Recently I bought myself a nice M1910 Canteen set; a M1910 Canteen (vertically welded canteen by AGMCo 1918) and a M1910 Canteen Cup (by BACO -1918-). The canteen set was found inside a M1941 Canteen Cover, dated 1941 by stamp.
Why did I buy this WWI type of canteen, and not the
horizontal welded, more common 1942/1943 Type Canteen ? The first Paratroops
were issued 'early' War gear. 1941/1942 issued goods consisted richly out
of World War I stock, being stored away for all those years.
Later the U.S. Army started cranking up the production pace to supply the huge mobilized Army with new gear. One of the old Army sayings of that era was pretty cynical; 'Remember that your weapon was made by the company with the lowest bid!'.

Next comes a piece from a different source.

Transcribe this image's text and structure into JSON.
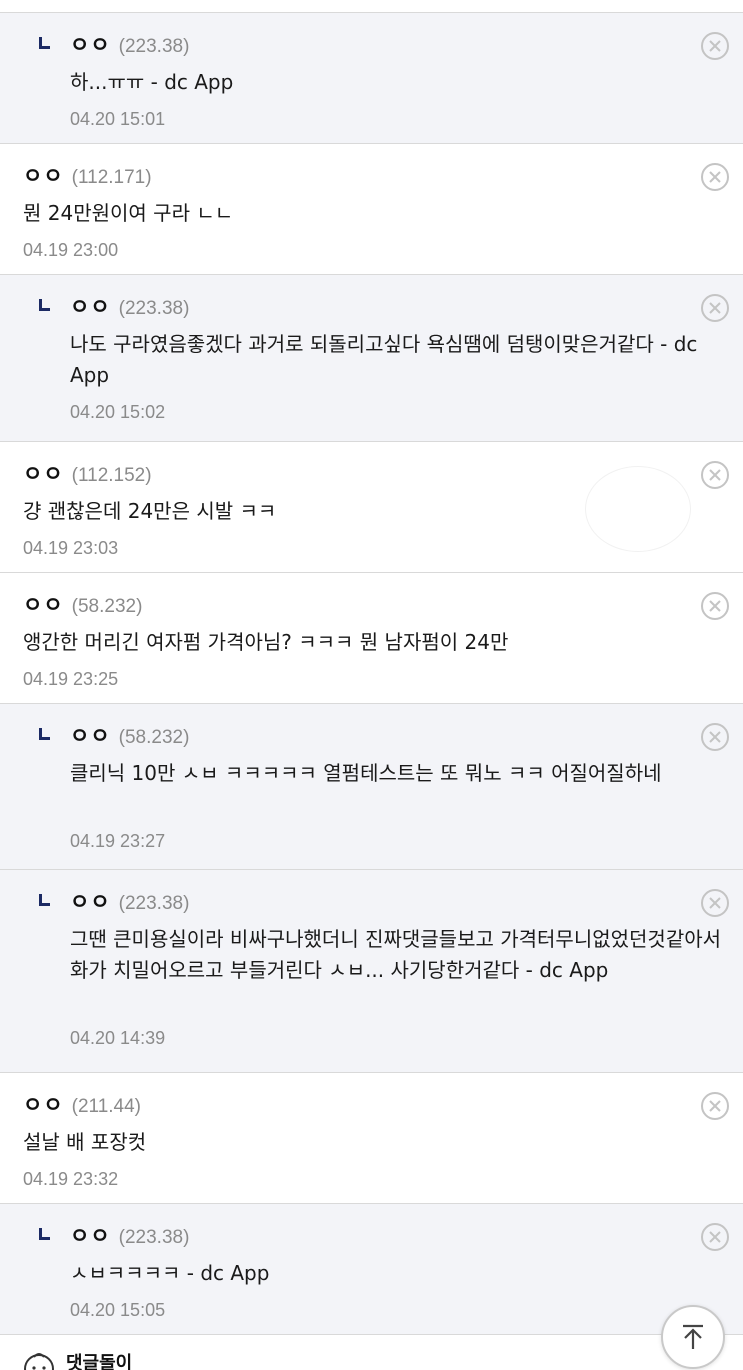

So the flat 'English' type of helmet (brain bucket) was replaced by the M1 helmet, the M1910 canteen by the new (and much quicker made) type of canteen. (There also was a rare enamel version). More new gear: gasmasks, new(er) patches (some combined), uniforms and jackets (like M1942 taker jacket or the Ike jacket -often created by 'field modification'-), even new boots in late 1944 (buckleboots...).

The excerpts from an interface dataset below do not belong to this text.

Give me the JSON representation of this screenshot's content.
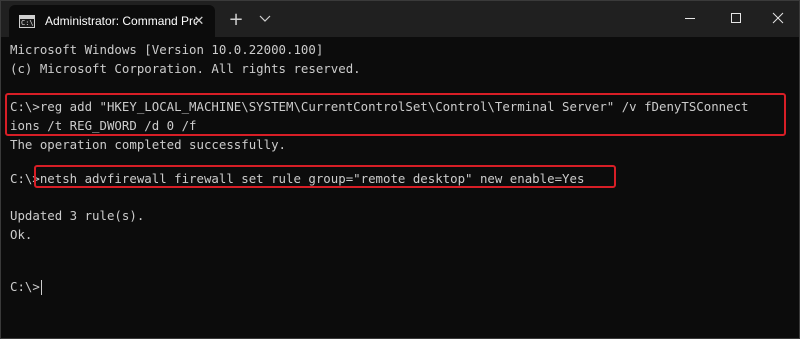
{
  "window": {
    "tab_title": "Administrator: Command Promp",
    "tab_icon_glyph": "C:\\",
    "new_tab_symbol": "+",
    "tab_close_symbol": "✕"
  },
  "console": {
    "lines": [
      "Microsoft Windows [Version 10.0.22000.100]",
      "(c) Microsoft Corporation. All rights reserved.",
      "C:\\>reg add \"HKEY_LOCAL_MACHINE\\SYSTEM\\CurrentControlSet\\Control\\Terminal Server\" /v fDenyTSConnect",
      "ions /t REG_DWORD /d 0 /f",
      "The operation completed successfully.",
      "C:\\>netsh advfirewall firewall set rule group=\"remote desktop\" new enable=Yes",
      "Updated 3 rule(s).",
      "Ok.",
      "C:\\>"
    ]
  },
  "colors": {
    "background": "#0c0c0c",
    "titlebar": "#202020",
    "text": "#cccccc",
    "highlight": "#d81e26"
  },
  "icons": {
    "tab": "cmd-icon",
    "close_tab": "close-icon",
    "new_tab": "plus-icon",
    "dropdown": "chevron-down-icon",
    "minimize": "minimize-icon",
    "maximize": "maximize-icon",
    "close_window": "close-icon"
  }
}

This particular canteen has a WW2 cap of black plastic material (modification). The original cap for the M1910 canteen is smaller. Together with the distinctive screw collar swaged to the neck and the fact that the WW1 era canteen was welded together vertically (in stead of horizontally like the WW2 canteens) this 'early' canteen can be identified pretty easy.

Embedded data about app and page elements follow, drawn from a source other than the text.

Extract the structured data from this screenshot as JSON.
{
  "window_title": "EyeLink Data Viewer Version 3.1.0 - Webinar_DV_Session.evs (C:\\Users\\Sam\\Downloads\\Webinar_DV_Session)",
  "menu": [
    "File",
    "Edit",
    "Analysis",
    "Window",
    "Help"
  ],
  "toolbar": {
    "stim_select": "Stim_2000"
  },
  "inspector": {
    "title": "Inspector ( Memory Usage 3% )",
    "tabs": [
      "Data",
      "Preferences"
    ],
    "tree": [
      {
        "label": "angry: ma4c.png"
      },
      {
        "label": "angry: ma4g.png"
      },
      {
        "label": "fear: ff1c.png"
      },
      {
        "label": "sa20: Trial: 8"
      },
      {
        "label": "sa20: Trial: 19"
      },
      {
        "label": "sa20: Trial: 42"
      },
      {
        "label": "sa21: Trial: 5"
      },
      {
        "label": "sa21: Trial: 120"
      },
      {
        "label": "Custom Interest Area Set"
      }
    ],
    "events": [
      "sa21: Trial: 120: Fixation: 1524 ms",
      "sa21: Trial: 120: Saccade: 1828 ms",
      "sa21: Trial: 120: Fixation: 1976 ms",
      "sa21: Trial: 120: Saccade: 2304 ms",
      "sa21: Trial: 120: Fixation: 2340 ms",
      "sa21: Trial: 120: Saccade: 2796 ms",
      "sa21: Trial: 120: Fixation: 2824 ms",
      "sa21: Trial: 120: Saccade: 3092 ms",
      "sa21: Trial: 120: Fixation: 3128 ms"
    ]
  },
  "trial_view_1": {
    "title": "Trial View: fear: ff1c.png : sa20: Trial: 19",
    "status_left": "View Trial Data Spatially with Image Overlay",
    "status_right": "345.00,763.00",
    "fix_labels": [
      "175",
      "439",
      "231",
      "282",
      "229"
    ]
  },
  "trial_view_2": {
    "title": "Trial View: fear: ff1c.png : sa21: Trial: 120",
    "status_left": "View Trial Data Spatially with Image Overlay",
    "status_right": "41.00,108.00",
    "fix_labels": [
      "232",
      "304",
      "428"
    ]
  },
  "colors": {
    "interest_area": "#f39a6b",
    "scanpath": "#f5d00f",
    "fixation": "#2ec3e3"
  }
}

But my M1910 set had a surprise engraved on the side: Cecil Hill.
Could this Canteen Cup have belonged to Cecil E.
Hill, service number 37515709, Sergeant in the 119th Infantry Regiment of
the 30th Infantry Division (The Old Hickory)?
He entered the Service from Missouri and died on the 24th of September 1944.
Cecil is buried at Plot A Row 13 Grave 45 of the Henri-Chapelle American Cemetery in Belgium.
He was awarded the Purple Heart Medal. I am planning to visit his grave within the next months.
On the 30th Infantry Division:
The 30th Infantry Division landed on Omaha Beach France on the 10th June 1944. It fought it's way up to the St Lo area, and beyond during Operation Cobra.
The Division relieved the 1st Infantry Division near Mortain in August 1944 and was seriously tested during the battle for Avranches. The Americans liberated the key-location of Avranches on July 31st 1944, opening the way into Brittany.
Late August 1944 the 30th Infantry Division pushed East in the trackmarks of the 2nd Armored Division, crossing into Belgium in the direction of Luik. On the 14th of September 1944 the 117th and 119th Infantry Regiments advanced into Maastricht. The 119th and 120th Infantry Division attacked the 'West Wall' to the north of Aken, near Geilenkirchen, to continue across the Wurm River early October.
A map is on display here.
In that last period (the end of September 1944) Cecil E. Hill lost his life.
I have been in contact with Mr. Frank Towers, the
Executive Secretary Treasurer and Historian for the 30th Infantry Division
Association. He wrote me: 'that the combat files for
the 30th Infantry Division have been lost in a disastrous fire at St. Louis,
MO in 1973.'
He advised me to contact a special agency that may have more information on Cecil, so I wrote them a letter.
On the date that Cecil Hill died Frank Towers came
up with this information:
'The history of the 119th regiment doesn't give any details of the action of that date. However, his unit was in the vicinity of Heerlerbaan, Schaesburg and Nieuwenhagen, while they were patrolling in the Siegfried Line area.'
Special thanks to Mr. Frank Towers. I was privileged to meet him in Normandy, on D-Day 2002. His blue jacket and cap, with the Old Hickory Logo, made him easy recognizable.